Vector Observatory - Asia




Started 2019

Vector Observatory - Asia connects research groups that are investigating the population structure and diversity of malaria vectors in Asia. This centres on multiple vectors from the Greater Mekong Subregion in Southeast Asia, where drug-resistant malaria parasites are emerging and spreading. This research is expanding the range of mosquito species that are represented in our whole genome data.

Objectives & Coordination

Malaria control in Asia is complicated by the diversity of malaria vectors. These species are distinct from those that transmit malaria in Africa and also bite and rest outdoors, evading control by bednets and indoor residual spray. A research priority is to address malaria transmitted by outdoor vectors. 

The long-term goal of genomic research into Asian vectors is to describe and understand the genetic diversity of Anopheles populations. Our work focuses on three main objectives:

Discovering natural genetic variation and signatures of selection in malaria vectors from different parts of Asia

Using whole genome sequencing of wild-caught mosquitoes sampled over several years and seasons, we can examine patterns of selection and gene flow within species. We can also investigate variation in loci known to be associated with insecticide resistance and susceptibility to malaria parasites. 

Examining vector diversity

Understanding the roll of outdoor-biting and secondary vectors in complex transmission environments is crucial to reducing and eliminating malaria. In a multi-species study we compared whole genome sequences of 30 diverse anopheline species from Southeast Asia. This study analysed anopheline genomic data from species without close reference genomes. It also examined the evolutionary relationships between diverse sympatric species.

Creating an open-access resource of whole genome sequence data from multiple Asian malaria vector species

The genomic population data generated through these projects will help us understand the dynamics of malaria transmission in Asia and inform malaria control. Population datasets so far include known vector species - An. minimus, An. maculatus, An. barbirostris, and An. dirus.

Whole-genome data from evolutionarily diverged mosquitoes will help improve our understanding of the entire Anopheles genus.

Sampling locations

Samples for a multi-species study, and population genomics studies of An. minimus, An. maculatus, and An. barbirostris were collected in Cambodia from 2010 to 2016

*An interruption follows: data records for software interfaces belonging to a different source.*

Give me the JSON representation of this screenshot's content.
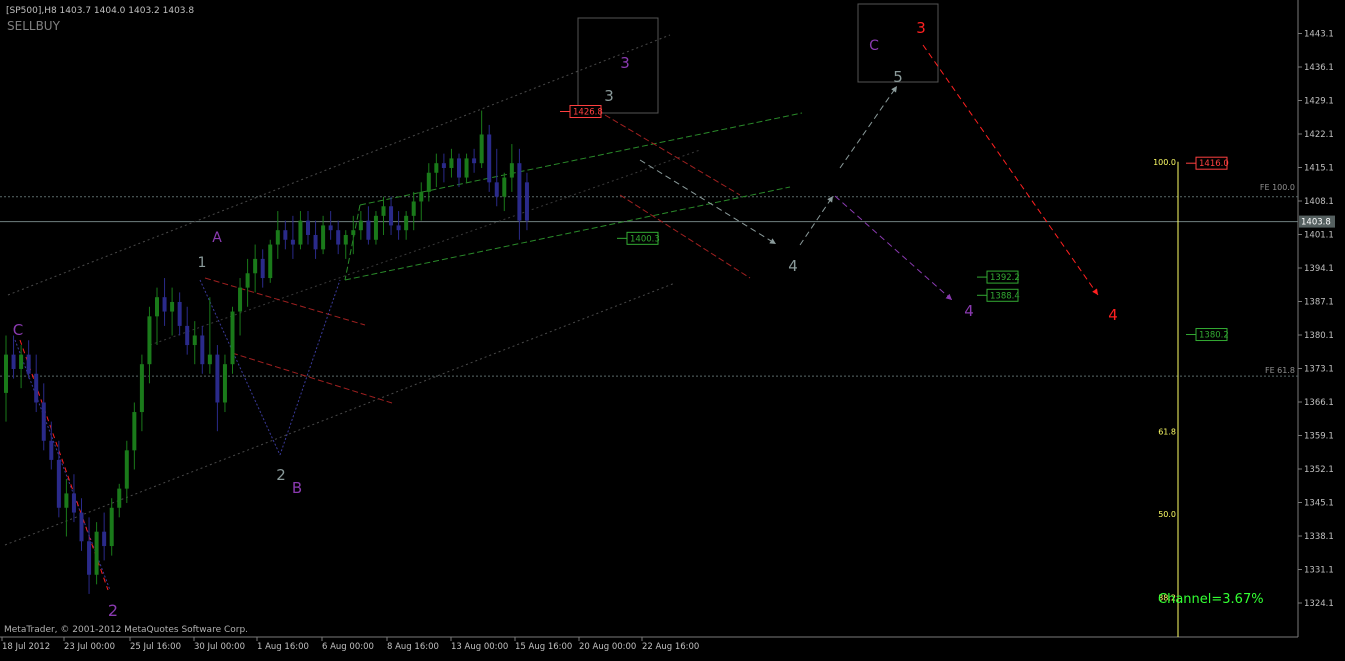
{
  "window": {
    "header": "[SP500],H8  1403.7 1404.0 1403.2 1403.8",
    "indicator": "SELLBUY",
    "copyright": "MetaTrader, © 2001-2012 MetaQuotes Software Corp."
  },
  "colors": {
    "background": "#000000",
    "bull_candle": "#1a7a1a",
    "bear_candle": "#2a2a8a",
    "grid": "#2a3a3a",
    "axis_text": "#c0c0c0",
    "wave_gray": "#8a9a9a",
    "wave_purple": "#8a3ab0",
    "wave_red": "#ff2020",
    "channel_green": "#2a8a2a",
    "channel_red": "#a02020",
    "fib_yellow": "#ffff66",
    "channel_text": "#33ff33"
  },
  "chart_data": {
    "type": "candlestick",
    "symbol": "SP500",
    "timeframe": "H8",
    "price_axis": {
      "ticks": [
        1443.1,
        1436.1,
        1429.1,
        1422.1,
        1415.1,
        1408.1,
        1401.1,
        1394.1,
        1387.1,
        1380.1,
        1373.1,
        1366.1,
        1359.1,
        1352.1,
        1345.1,
        1338.1,
        1331.1,
        1324.1
      ],
      "current_price": "1403.8",
      "ylim": [
        1320.0,
        1448.0
      ]
    },
    "time_axis": {
      "labels": [
        "18 Jul 2012",
        "23 Jul 00:00",
        "25 Jul 16:00",
        "30 Jul 00:00",
        "1 Aug 16:00",
        "6 Aug 00:00",
        "8 Aug 16:00",
        "13 Aug 00:00",
        "15 Aug 16:00",
        "20 Aug 00:00",
        "22 Aug 16:00"
      ]
    },
    "price_markers": [
      {
        "label": "1426.8",
        "price": 1426.8,
        "color": "#ff4040"
      },
      {
        "label": "1400.3",
        "price": 1400.3,
        "color": "#33aa33"
      },
      {
        "label": "1392.2",
        "price": 1392.2,
        "color": "#33aa33"
      },
      {
        "label": "1388.4",
        "price": 1388.4,
        "color": "#33aa33"
      },
      {
        "label": "1380.2",
        "price": 1380.2,
        "color": "#33aa33"
      },
      {
        "label": "1416.0",
        "price": 1416.0,
        "color": "#ff4040"
      }
    ],
    "levels": [
      {
        "label": "FE 100.0",
        "price": 1409.0
      },
      {
        "label": "FE 61.8",
        "price": 1371.5
      }
    ],
    "fibo": {
      "labels": [
        "100.0",
        "61.8",
        "50.0",
        "38.2"
      ],
      "prices": [
        1416.3,
        1359.9,
        1342.7,
        1325.3
      ]
    },
    "wave_labels": [
      {
        "text": "C",
        "color": "purple"
      },
      {
        "text": "2",
        "color": "purple"
      },
      {
        "text": "1",
        "color": "gray"
      },
      {
        "text": "A",
        "color": "purple"
      },
      {
        "text": "2",
        "color": "gray"
      },
      {
        "text": "B",
        "color": "purple"
      },
      {
        "text": "3",
        "color": "purple"
      },
      {
        "text": "3",
        "color": "gray"
      },
      {
        "text": "4",
        "color": "gray"
      },
      {
        "text": "4",
        "color": "purple"
      },
      {
        "text": "5",
        "color": "gray"
      },
      {
        "text": "C",
        "color": "purple"
      },
      {
        "text": "3",
        "color": "red"
      },
      {
        "text": "4",
        "color": "red"
      }
    ],
    "channel_text": "Channel=3.67%",
    "candles": [
      {
        "o": 1368,
        "h": 1380,
        "l": 1362,
        "c": 1376
      },
      {
        "o": 1376,
        "h": 1380,
        "l": 1371,
        "c": 1373
      },
      {
        "o": 1373,
        "h": 1378,
        "l": 1369,
        "c": 1376
      },
      {
        "o": 1376,
        "h": 1379,
        "l": 1371,
        "c": 1372
      },
      {
        "o": 1372,
        "h": 1376,
        "l": 1364,
        "c": 1366
      },
      {
        "o": 1366,
        "h": 1370,
        "l": 1356,
        "c": 1358
      },
      {
        "o": 1358,
        "h": 1362,
        "l": 1352,
        "c": 1354
      },
      {
        "o": 1354,
        "h": 1358,
        "l": 1342,
        "c": 1344
      },
      {
        "o": 1344,
        "h": 1350,
        "l": 1338,
        "c": 1347
      },
      {
        "o": 1347,
        "h": 1351,
        "l": 1341,
        "c": 1343
      },
      {
        "o": 1343,
        "h": 1346,
        "l": 1335,
        "c": 1337
      },
      {
        "o": 1337,
        "h": 1342,
        "l": 1326,
        "c": 1330
      },
      {
        "o": 1330,
        "h": 1341,
        "l": 1328,
        "c": 1339
      },
      {
        "o": 1339,
        "h": 1343,
        "l": 1333,
        "c": 1336
      },
      {
        "o": 1336,
        "h": 1346,
        "l": 1334,
        "c": 1344
      },
      {
        "o": 1344,
        "h": 1349,
        "l": 1342,
        "c": 1348
      },
      {
        "o": 1348,
        "h": 1358,
        "l": 1345,
        "c": 1356
      },
      {
        "o": 1356,
        "h": 1366,
        "l": 1352,
        "c": 1364
      },
      {
        "o": 1364,
        "h": 1376,
        "l": 1360,
        "c": 1374
      },
      {
        "o": 1374,
        "h": 1386,
        "l": 1370,
        "c": 1384
      },
      {
        "o": 1384,
        "h": 1390,
        "l": 1378,
        "c": 1388
      },
      {
        "o": 1388,
        "h": 1392,
        "l": 1382,
        "c": 1385
      },
      {
        "o": 1385,
        "h": 1390,
        "l": 1380,
        "c": 1387
      },
      {
        "o": 1387,
        "h": 1389,
        "l": 1380,
        "c": 1382
      },
      {
        "o": 1382,
        "h": 1386,
        "l": 1376,
        "c": 1378
      },
      {
        "o": 1378,
        "h": 1383,
        "l": 1374,
        "c": 1380
      },
      {
        "o": 1380,
        "h": 1382,
        "l": 1372,
        "c": 1374
      },
      {
        "o": 1374,
        "h": 1388,
        "l": 1372,
        "c": 1376
      },
      {
        "o": 1376,
        "h": 1378,
        "l": 1360,
        "c": 1366
      },
      {
        "o": 1366,
        "h": 1376,
        "l": 1364,
        "c": 1374
      },
      {
        "o": 1374,
        "h": 1386,
        "l": 1372,
        "c": 1385
      },
      {
        "o": 1385,
        "h": 1392,
        "l": 1380,
        "c": 1390
      },
      {
        "o": 1390,
        "h": 1396,
        "l": 1386,
        "c": 1393
      },
      {
        "o": 1393,
        "h": 1399,
        "l": 1389,
        "c": 1396
      },
      {
        "o": 1396,
        "h": 1398,
        "l": 1390,
        "c": 1392
      },
      {
        "o": 1392,
        "h": 1400,
        "l": 1391,
        "c": 1399
      },
      {
        "o": 1399,
        "h": 1406,
        "l": 1396,
        "c": 1402
      },
      {
        "o": 1402,
        "h": 1404,
        "l": 1398,
        "c": 1400
      },
      {
        "o": 1400,
        "h": 1405,
        "l": 1396,
        "c": 1399
      },
      {
        "o": 1399,
        "h": 1406,
        "l": 1398,
        "c": 1404
      },
      {
        "o": 1404,
        "h": 1406,
        "l": 1399,
        "c": 1401
      },
      {
        "o": 1401,
        "h": 1404,
        "l": 1396,
        "c": 1398
      },
      {
        "o": 1398,
        "h": 1405,
        "l": 1397,
        "c": 1403
      },
      {
        "o": 1403,
        "h": 1406,
        "l": 1400,
        "c": 1402
      },
      {
        "o": 1402,
        "h": 1404,
        "l": 1397,
        "c": 1399
      },
      {
        "o": 1399,
        "h": 1402,
        "l": 1396,
        "c": 1401
      },
      {
        "o": 1401,
        "h": 1405,
        "l": 1397,
        "c": 1402
      },
      {
        "o": 1402,
        "h": 1406,
        "l": 1400,
        "c": 1404
      },
      {
        "o": 1404,
        "h": 1407,
        "l": 1399,
        "c": 1400
      },
      {
        "o": 1400,
        "h": 1406,
        "l": 1399,
        "c": 1405
      },
      {
        "o": 1405,
        "h": 1409,
        "l": 1401,
        "c": 1407
      },
      {
        "o": 1407,
        "h": 1409,
        "l": 1401,
        "c": 1403
      },
      {
        "o": 1403,
        "h": 1406,
        "l": 1400,
        "c": 1402
      },
      {
        "o": 1402,
        "h": 1406,
        "l": 1400,
        "c": 1405
      },
      {
        "o": 1405,
        "h": 1410,
        "l": 1402,
        "c": 1408
      },
      {
        "o": 1408,
        "h": 1412,
        "l": 1404,
        "c": 1410
      },
      {
        "o": 1410,
        "h": 1416,
        "l": 1408,
        "c": 1414
      },
      {
        "o": 1414,
        "h": 1418,
        "l": 1411,
        "c": 1416
      },
      {
        "o": 1416,
        "h": 1418,
        "l": 1412,
        "c": 1415
      },
      {
        "o": 1415,
        "h": 1419,
        "l": 1413,
        "c": 1417
      },
      {
        "o": 1417,
        "h": 1418,
        "l": 1411,
        "c": 1413
      },
      {
        "o": 1413,
        "h": 1418,
        "l": 1412,
        "c": 1417
      },
      {
        "o": 1417,
        "h": 1419,
        "l": 1414,
        "c": 1416
      },
      {
        "o": 1416,
        "h": 1427,
        "l": 1415,
        "c": 1422
      },
      {
        "o": 1422,
        "h": 1424,
        "l": 1410,
        "c": 1412
      },
      {
        "o": 1412,
        "h": 1419,
        "l": 1407,
        "c": 1409
      },
      {
        "o": 1409,
        "h": 1414,
        "l": 1406,
        "c": 1413
      },
      {
        "o": 1413,
        "h": 1420,
        "l": 1410,
        "c": 1416
      },
      {
        "o": 1416,
        "h": 1419,
        "l": 1400,
        "c": 1404
      },
      {
        "o": 1412,
        "h": 1414,
        "l": 1402,
        "c": 1404
      }
    ]
  }
}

Samples for the An. dirus population genomic study spanning several countries in Southeast Asia were collected in Cambodia, Thailand, and Bangladesh

  • Cambodia (KH)
  • Thailand (TH)
  • Bangladesh (BD)


Samples are sequenced by the Wellcome Trust Sanger Institute Parasites and Microbes Programme using Illumina high-throughput technology. 

We routinely release data to our partner studies; in addition, the first public data release will be for An. minimus. Raw sequence reads will be deposited into the European Nucleotide Archive (ENA). 


We are working with partners to ensure that the list of people associated with a partner study is up-to-date. People involved in this project include:

Alistair Miles

Head of Epidemiological Informatics
Big Data Institute, University of Oxford, UK
Wellcome Centre for Human Genetics, University of Oxford, UK

Dr Brandy St. Laurent

Staff Scientist
Wellcome Sanger Institute, UK

Dr Chris Clarkson

Postdoctoral Fellow
Wellcome Sanger Institute, UK

Dr Michaël Fontaine

Assistant Professor
Groningen Institute for Evolutionary Life Sciences (GELIFES), Genomics Research in Ecology & Evolution in Nature, University of Groningen, The Netherlands

Dr Nick Harding

Principal Bioinformatician
Big Data Institute, University of Oxford, UK
Wellcome Centre for Human Genetics, University of Oxford, UK